Owner Dean Beers (left), with staff Jessica Wiles (centre), and Wes Bennett (right).
Many youth hunting for a job find themselves in a vicious circle: An employer wants to hire someone with experience, but many are wary of providing a youth with that valuable experience. “We have heard this message loud and clear from our local youth,” said Carol Benedetti, Community Development Coordinator at Orillia’s CDC. “They are educated, skilled and job-ready but they just can’t get a foot in the door.”
That’s why the CDC is excited about the return of the popular Pathways to Employment program which is aimed at connecting youth aged 15-30 to local employers.
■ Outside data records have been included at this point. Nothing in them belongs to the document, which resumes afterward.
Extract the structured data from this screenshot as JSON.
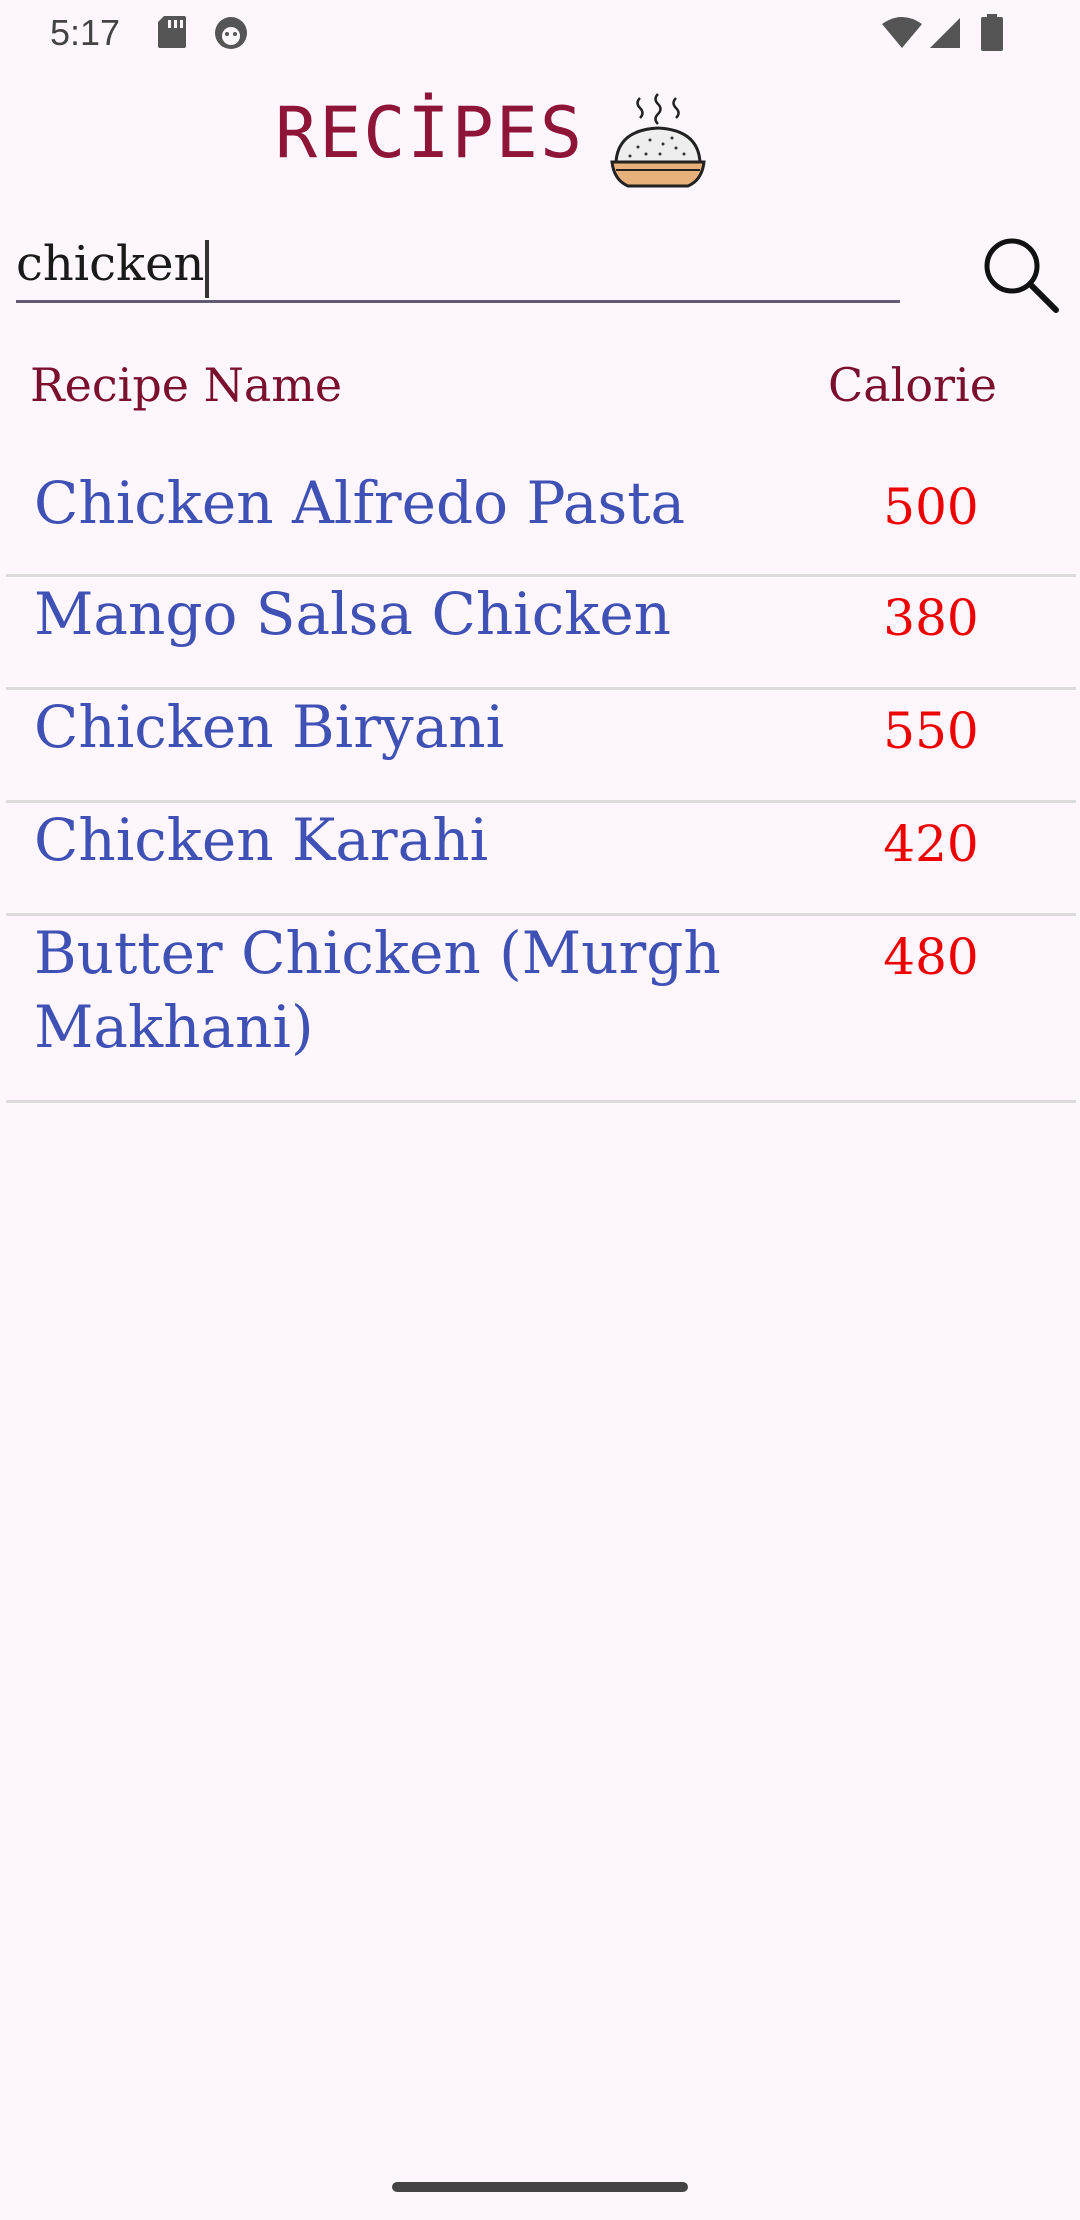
{
  "status_bar": {
    "time": "5:17",
    "icons": [
      "sd-card-icon",
      "android-debug-icon",
      "wifi-icon",
      "signal-icon",
      "battery-icon"
    ]
  },
  "header": {
    "title": "RECİPES",
    "icon": "steaming-rice-bowl-icon"
  },
  "search": {
    "value": "chicken",
    "icon": "search-icon"
  },
  "table": {
    "columns": [
      "Recipe Name",
      "Calorie"
    ],
    "rows": [
      {
        "name": "Chicken Alfredo Pasta",
        "calorie": "500"
      },
      {
        "name": "Mango Salsa Chicken",
        "calorie": "380"
      },
      {
        "name": "Chicken Biryani",
        "calorie": "550"
      },
      {
        "name": "Chicken Karahi",
        "calorie": "420"
      },
      {
        "name": "Butter Chicken (Murgh Makhani)",
        "calorie": "480"
      }
    ]
  },
  "colors": {
    "background": "#fdf7fd",
    "title": "#8e1538",
    "recipe_name": "#3f51b5",
    "calorie": "#ee0000",
    "divider": "#dcdcdc"
  }
}
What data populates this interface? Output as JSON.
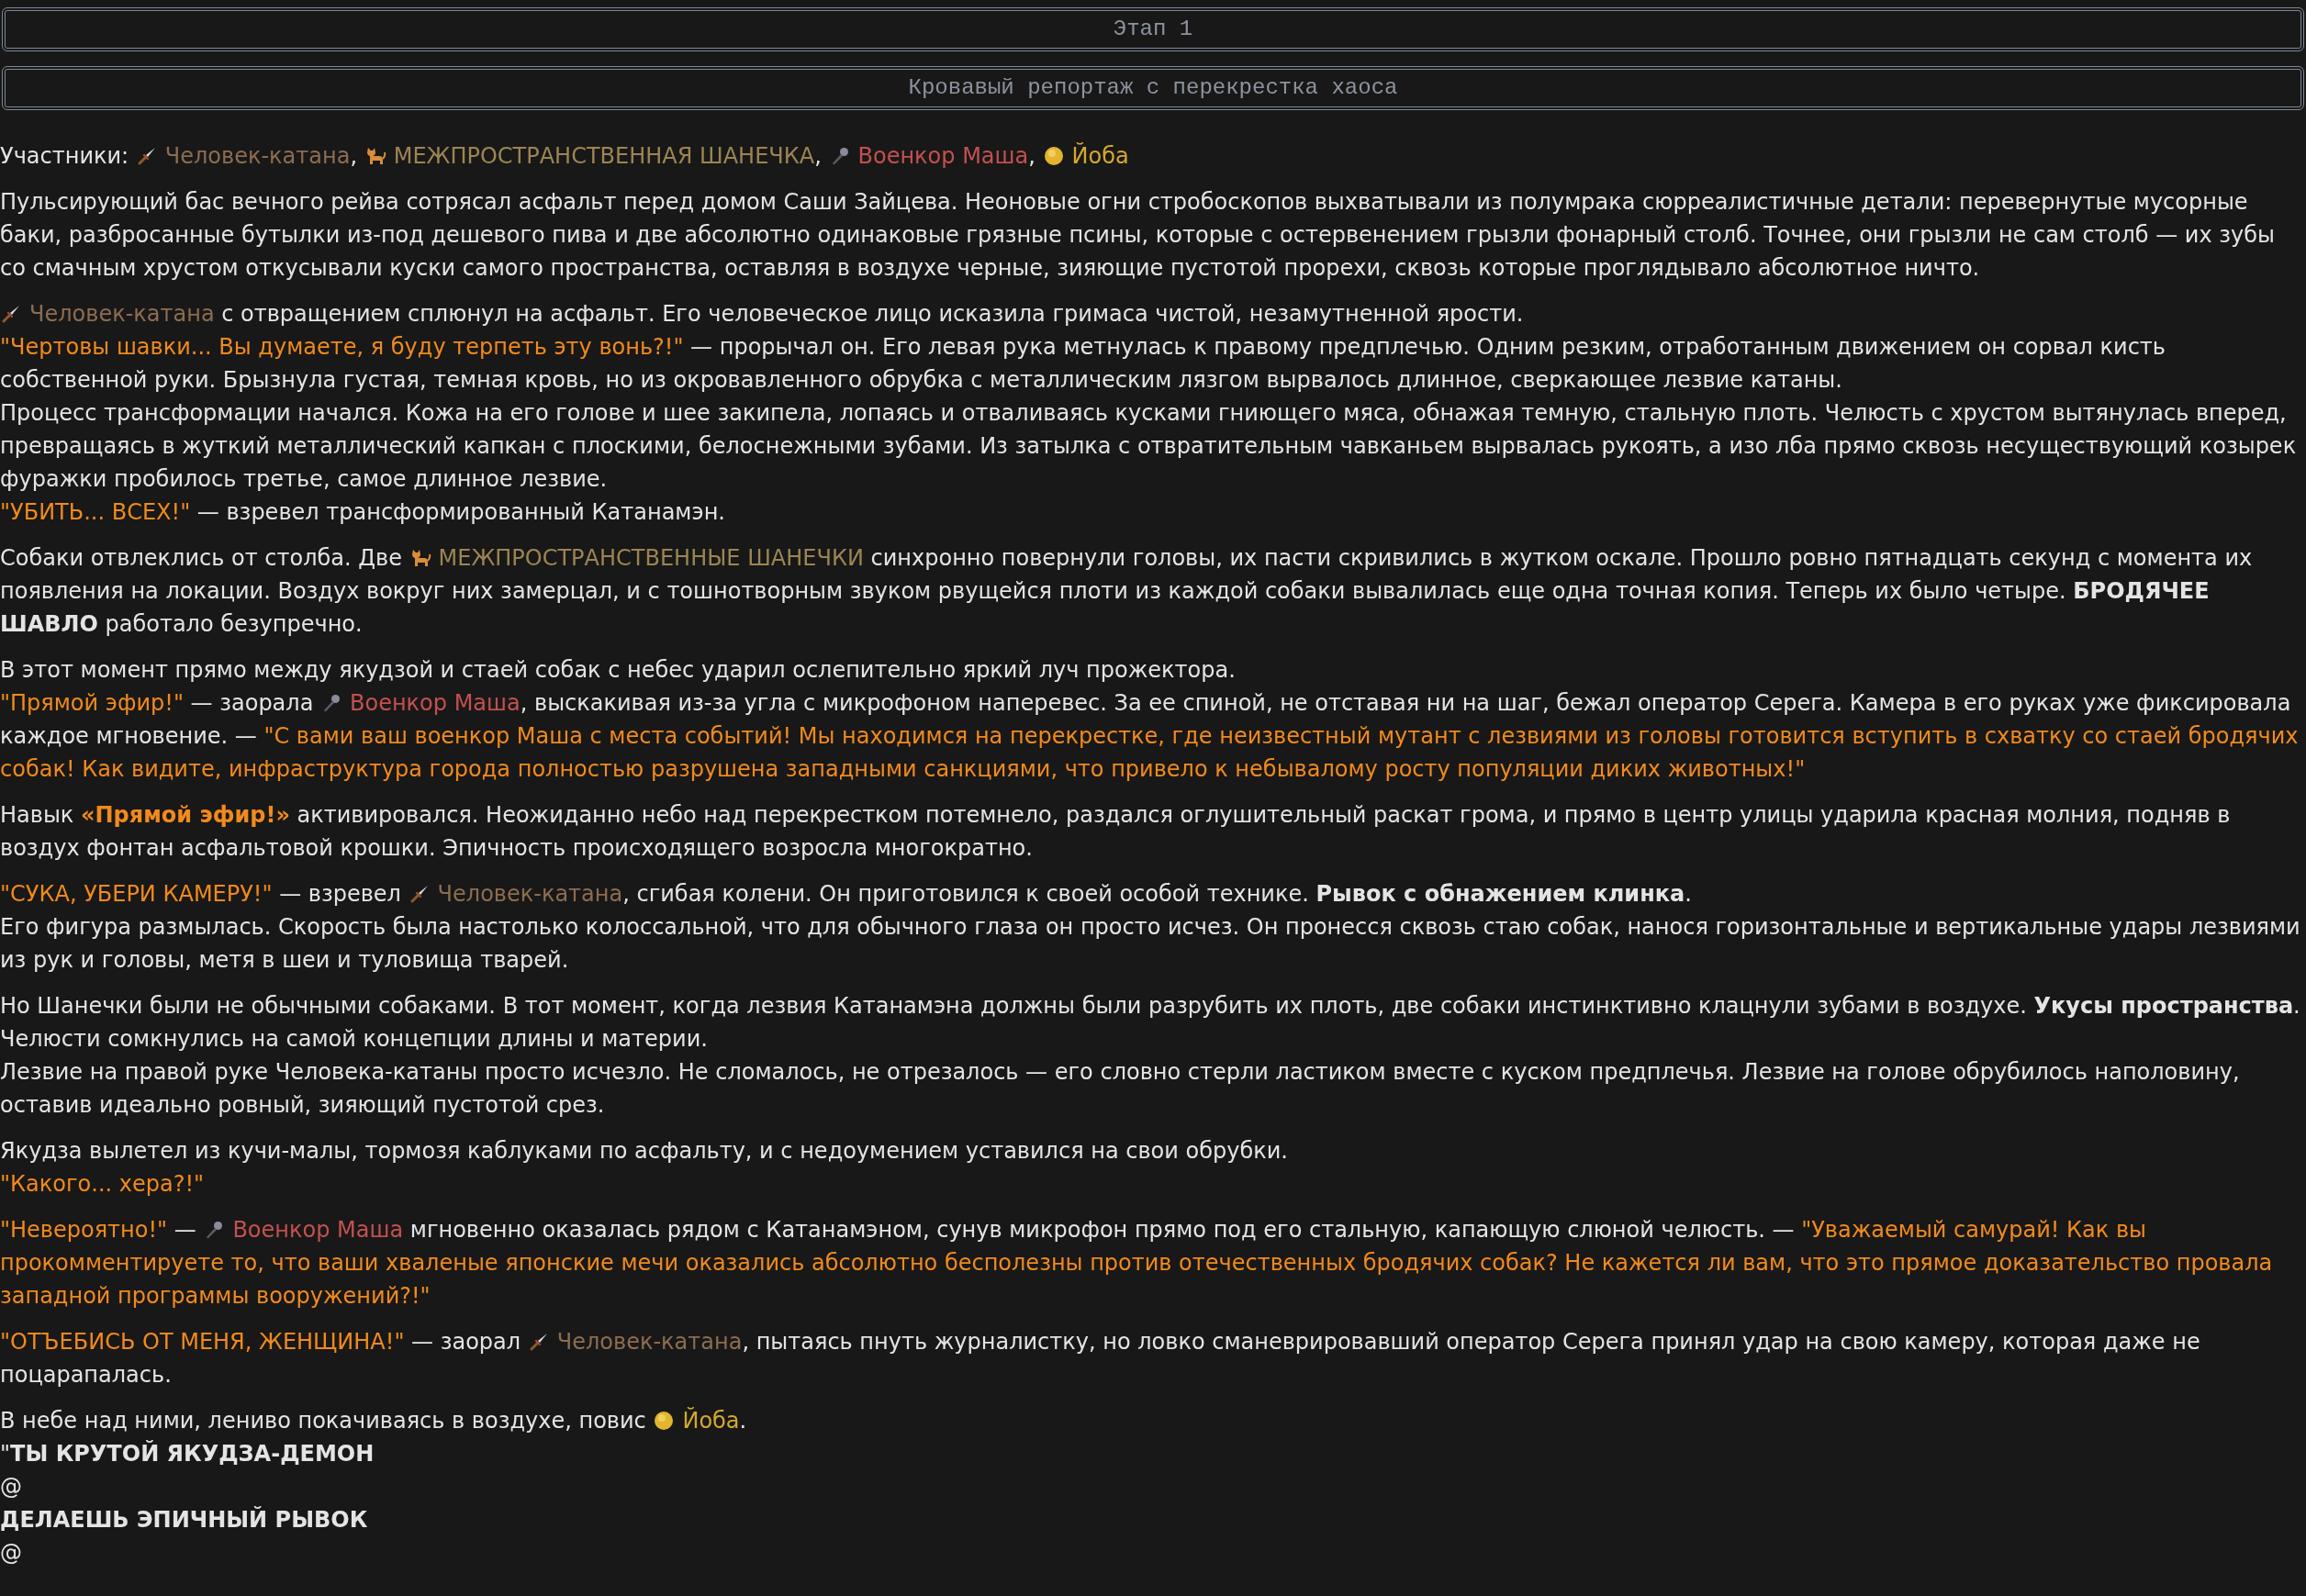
{
  "headers": [
    "Этап 1",
    "Кровавый репортаж с перекрестка хаоса"
  ],
  "participants": [
    {
      "kind": "text",
      "text": "Участники: "
    },
    {
      "kind": "swordsman",
      "text": "Человек-катана",
      "color": "#8c6d50"
    },
    {
      "kind": "text",
      "text": ", "
    },
    {
      "kind": "dog",
      "text": "МЕЖПРОСТРАНСТВЕННАЯ ШАНЕЧКА",
      "color": "#9c8552"
    },
    {
      "kind": "text",
      "text": ", "
    },
    {
      "kind": "reporter",
      "text": "Военкор Маша",
      "color": "#c4504f"
    },
    {
      "kind": "text",
      "text": ", "
    },
    {
      "kind": "orb",
      "text": "Йоба",
      "color": "#d4a82e"
    }
  ],
  "story": [
    {
      "lines": [
        [
          {
            "kind": "text",
            "text": "Пульсирующий бас вечного рейва сотрясал асфальт перед домом Саши Зайцева. Неоновые огни стробоскопов выхватывали из полумрака сюрреалистичные детали: перевернутые мусорные баки, разбросанные бутылки из-под дешевого пива и две абсолютно одинаковые грязные псины, которые с остервенением грызли фонарный столб. Точнее, они грызли не сам столб — их зубы со смачным хрустом откусывали куски самого пространства, оставляя в воздухе черные, зияющие пустотой прорехи, сквозь которые проглядывало абсолютное ничто."
          }
        ]
      ]
    },
    {
      "lines": [
        [
          {
            "kind": "swordsman",
            "text": "Человек-катана",
            "color": "#8c6d50"
          },
          {
            "kind": "text",
            "text": " с отвращением сплюнул на асфальт. Его человеческое лицо исказила гримаса чистой, незамутненной ярости."
          }
        ],
        [
          {
            "kind": "quote",
            "text": "\"Чертовы шавки... Вы думаете, я буду терпеть эту вонь?!\""
          },
          {
            "kind": "text",
            "text": " — прорычал он. Его левая рука метнулась к правому предплечью. Одним резким, отработанным движением он сорвал кисть собственной руки. Брызнула густая, темная кровь, но из окровавленного обрубка с металлическим лязгом вырвалось длинное, сверкающее лезвие катаны."
          }
        ],
        [
          {
            "kind": "text",
            "text": "Процесс трансформации начался. Кожа на его голове и шее закипела, лопаясь и отваливаясь кусками гниющего мяса, обнажая темную, стальную плоть. Челюсть с хрустом вытянулась вперед, превращаясь в жуткий металлический капкан с плоскими, белоснежными зубами. Из затылка с отвратительным чавканьем вырвалась рукоять, а изо лба прямо сквозь несуществующий козырек фуражки пробилось третье, самое длинное лезвие."
          }
        ],
        [
          {
            "kind": "quote",
            "text": "\"УБИТЬ... ВСЕХ!\""
          },
          {
            "kind": "text",
            "text": " — взревел трансформированный Катанамэн."
          }
        ]
      ]
    },
    {
      "lines": [
        [
          {
            "kind": "text",
            "text": "Собаки отвлеклись от столба. Две "
          },
          {
            "kind": "dog",
            "text": "МЕЖПРОСТРАНСТВЕННЫЕ ШАНЕЧКИ",
            "color": "#9c8552"
          },
          {
            "kind": "text",
            "text": " синхронно повернули головы, их пасти скривились в жутком оскале. Прошло ровно пятнадцать секунд с момента их появления на локации. Воздух вокруг них замерцал, и с тошнотворным звуком рвущейся плоти из каждой собаки вывалилась еще одна точная копия. Теперь их было четыре. **БРОДЯЧЕЕ ШАВЛО** работало безупречно."
          }
        ]
      ]
    },
    {
      "lines": [
        [
          {
            "kind": "text",
            "text": "В этот момент прямо между якудзой и стаей собак с небес ударил ослепительно яркий луч прожектора."
          }
        ],
        [
          {
            "kind": "quote",
            "text": "\"Прямой эфир!\""
          },
          {
            "kind": "text",
            "text": " — заорала "
          },
          {
            "kind": "reporter",
            "text": "Военкор Маша",
            "color": "#c4504f"
          },
          {
            "kind": "text",
            "text": ", выскакивая из-за угла с микрофоном наперевес. За ее спиной, не отставая ни на шаг, бежал оператор Серега. Камера в его руках уже фиксировала каждое мгновение. — "
          },
          {
            "kind": "quote",
            "text": "\"С вами ваш военкор Маша с места событий! Мы находимся на перекрестке, где неизвестный мутант с лезвиями из головы готовится вступить в схватку со стаей бродячих собак! Как видите, инфраструктура города полностью разрушена западными санкциями, что привело к небывалому росту популяции диких животных!\""
          }
        ]
      ]
    },
    {
      "lines": [
        [
          {
            "kind": "text",
            "text": "Навык "
          },
          {
            "kind": "quote",
            "text": "**«Прямой эфир!»**"
          },
          {
            "kind": "text",
            "text": " активировался. Неожиданно небо над перекрестком потемнело, раздался оглушительный раскат грома, и прямо в центр улицы ударила красная молния, подняв в воздух фонтан асфальтовой крошки. Эпичность происходящего возросла многократно."
          }
        ]
      ]
    },
    {
      "lines": [
        [
          {
            "kind": "quote",
            "text": "\"СУКА, УБЕРИ КАМЕРУ!\""
          },
          {
            "kind": "text",
            "text": " — взревел "
          },
          {
            "kind": "swordsman",
            "text": "Человек-катана",
            "color": "#8c6d50"
          },
          {
            "kind": "text",
            "text": ", сгибая колени. Он приготовился к своей особой технике. **Рывок с обнажением клинка**."
          }
        ],
        [
          {
            "kind": "text",
            "text": "Его фигура размылась. Скорость была настолько колоссальной, что для обычного глаза он просто исчез. Он пронесся сквозь стаю собак, нанося горизонтальные и вертикальные удары лезвиями из рук и головы, метя в шеи и туловища тварей."
          }
        ]
      ]
    },
    {
      "lines": [
        [
          {
            "kind": "text",
            "text": "Но Шанечки были не обычными собаками. В тот момент, когда лезвия Катанамэна должны были разрубить их плоть, две собаки инстинктивно клацнули зубами в воздухе. **Укусы пространства**. Челюсти сомкнулись на самой концепции длины и материи."
          }
        ],
        [
          {
            "kind": "text",
            "text": "Лезвие на правой руке Человека-катаны просто исчезло. Не сломалось, не отрезалось — его словно стерли ластиком вместе с куском предплечья. Лезвие на голове обрубилось наполовину, оставив идеально ровный, зияющий пустотой срез."
          }
        ]
      ]
    },
    {
      "lines": [
        [
          {
            "kind": "text",
            "text": "Якудза вылетел из кучи-малы, тормозя каблуками по асфальту, и с недоумением уставился на свои обрубки."
          }
        ],
        [
          {
            "kind": "quote",
            "text": "\"Какого... хера?!\""
          }
        ]
      ]
    },
    {
      "lines": [
        [
          {
            "kind": "quote",
            "text": "\"Невероятно!\""
          },
          {
            "kind": "text",
            "text": " — "
          },
          {
            "kind": "reporter",
            "text": "Военкор Маша",
            "color": "#c4504f"
          },
          {
            "kind": "text",
            "text": " мгновенно оказалась рядом с Катанамэном, сунув микрофон прямо под его стальную, капающую слюной челюсть. — "
          },
          {
            "kind": "quote",
            "text": "\"Уважаемый самурай! Как вы прокомментируете то, что ваши хваленые японские мечи оказались абсолютно бесполезны против отечественных бродячих собак? Не кажется ли вам, что это прямое доказательство провала западной программы вооружений?!\""
          }
        ]
      ]
    },
    {
      "lines": [
        [
          {
            "kind": "quote",
            "text": "\"ОТЪЕБИСЬ ОТ МЕНЯ, ЖЕНЩИНА!\""
          },
          {
            "kind": "text",
            "text": " — заорал "
          },
          {
            "kind": "swordsman",
            "text": "Человек-катана",
            "color": "#8c6d50"
          },
          {
            "kind": "text",
            "text": ", пытаясь пнуть журналистку, но ловко сманеврировавший оператор Серега принял удар на свою камеру, которая даже не поцарапалась."
          }
        ]
      ]
    },
    {
      "lines": [
        [
          {
            "kind": "text",
            "text": "В небе над ними, лениво покачиваясь в воздухе, повис "
          },
          {
            "kind": "orb",
            "text": "Йоба",
            "color": "#d4a82e"
          },
          {
            "kind": "text",
            "text": "."
          }
        ],
        [
          {
            "kind": "text",
            "text": "\"**ТЫ КРУТОЙ ЯКУДЗА-ДЕМОН**"
          }
        ],
        [
          {
            "kind": "text",
            "text": "@"
          }
        ],
        [
          {
            "kind": "text",
            "text": "**ДЕЛАЕШЬ ЭПИЧНЫЙ РЫВОК**"
          }
        ],
        [
          {
            "kind": "text",
            "text": "@"
          }
        ]
      ]
    }
  ]
}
The program provides a wage subsidy of up to 75% of the employee’s wages for 26 weeks for employment that is expected to continue after the subsidy period ends.
“Employers naturally look for the most experienced applicants when they are looking to fill a position,” said Benedetti. “This subsidy will hopefully allow them to consider a less experienced youth candidate as it will provide for a period of learning and on-the-job training.”
That’s exactly what appealed to Dean Beers, who, with his wife, Roseanne, has owned and operated Orillia Floor Fashion Centre Carpet One for almost 27 years. The program was a perfect way to add new staff, to properly train them and to help young people garner much-needed experience.
“It’s a win-win,” explained Beers. “We were able to hire Jessica Wiles, a salesperson, during our off-season, send her to lots of training and take the time to invest in supporting her as she learned the flooring business. It has worked out really well.”
Wiles agreed. “Thanks to the CDC program, they could take their time with me, which I really appreciated. To be just thrown to the sharks, with a quota would have been tough,” she admitted. “This way, I was able to take advantage of a lot of training through Carpet One without any pressure. It’s been a really good fit.”
For Wiles, 29, the CDC program was a door opener. “It gives you the opportunity to meet with employers who might not have otherwise taken a chance on you because you don’t have experience,” said Wiles. “This opens that door. You’d be crazy not to jump at an opportunity like this.”
Wes Bennett agrees. The 22-year-old was hired through the program by Beers as the company’s new full-time warehouse associate last November. He looks after shipping and receiving, materials handling, chips in to assist with maintenance during slower times and also does deliveries when needed. “He’s our go-to guy, quite honestly,” said Beers with a smile.
Bennett is also happy with his new job. Prior to this opportunity, he had been unemployed and more accustomed to the up-and-down, seasonal nature of working in construction. “When you work with your hands, you’re very busy in the summer but there’s not much work in the winter, so this has worked out really well,” he said. “I really like the work. Working Monday to Friday has been great.”
For Beers, it’s the first time he’s opted to participate in such a program. “I’ll be honest, we’ve been in business going on 27 years and I’ve never used a program like this. I think it’s two things: you may not know programs are available and I also thought maybe there’d be so many hoops to jump through and red tape that it wouldn’t be worth it. But that hasn’t been the case at all. The CDC was great to work with, it was easy and they worked with us … I would definitely recommend other business owners sit down with the CDC to talk about this program. There’s very little risk.”
Both Bennett and Wiles also found it easy to navigate the process. “It was seamless,” said Wiles. “I met with (Benedetti) for an hour, she asked great questions about my education, skills, interests and then was able to provide some options. It was pretty easy.”
The Pathways to Employment program is in addition to the already operating Youth Works program offered by the CDC. Both programs provide wage subsidies of up to 75% to hire youth for varying lengths of time. For more information about the CDC’s programs, please contact Nichole King at [email protected] or by phone at 705-325-4903 ext. 107.
Source: Packet & TImes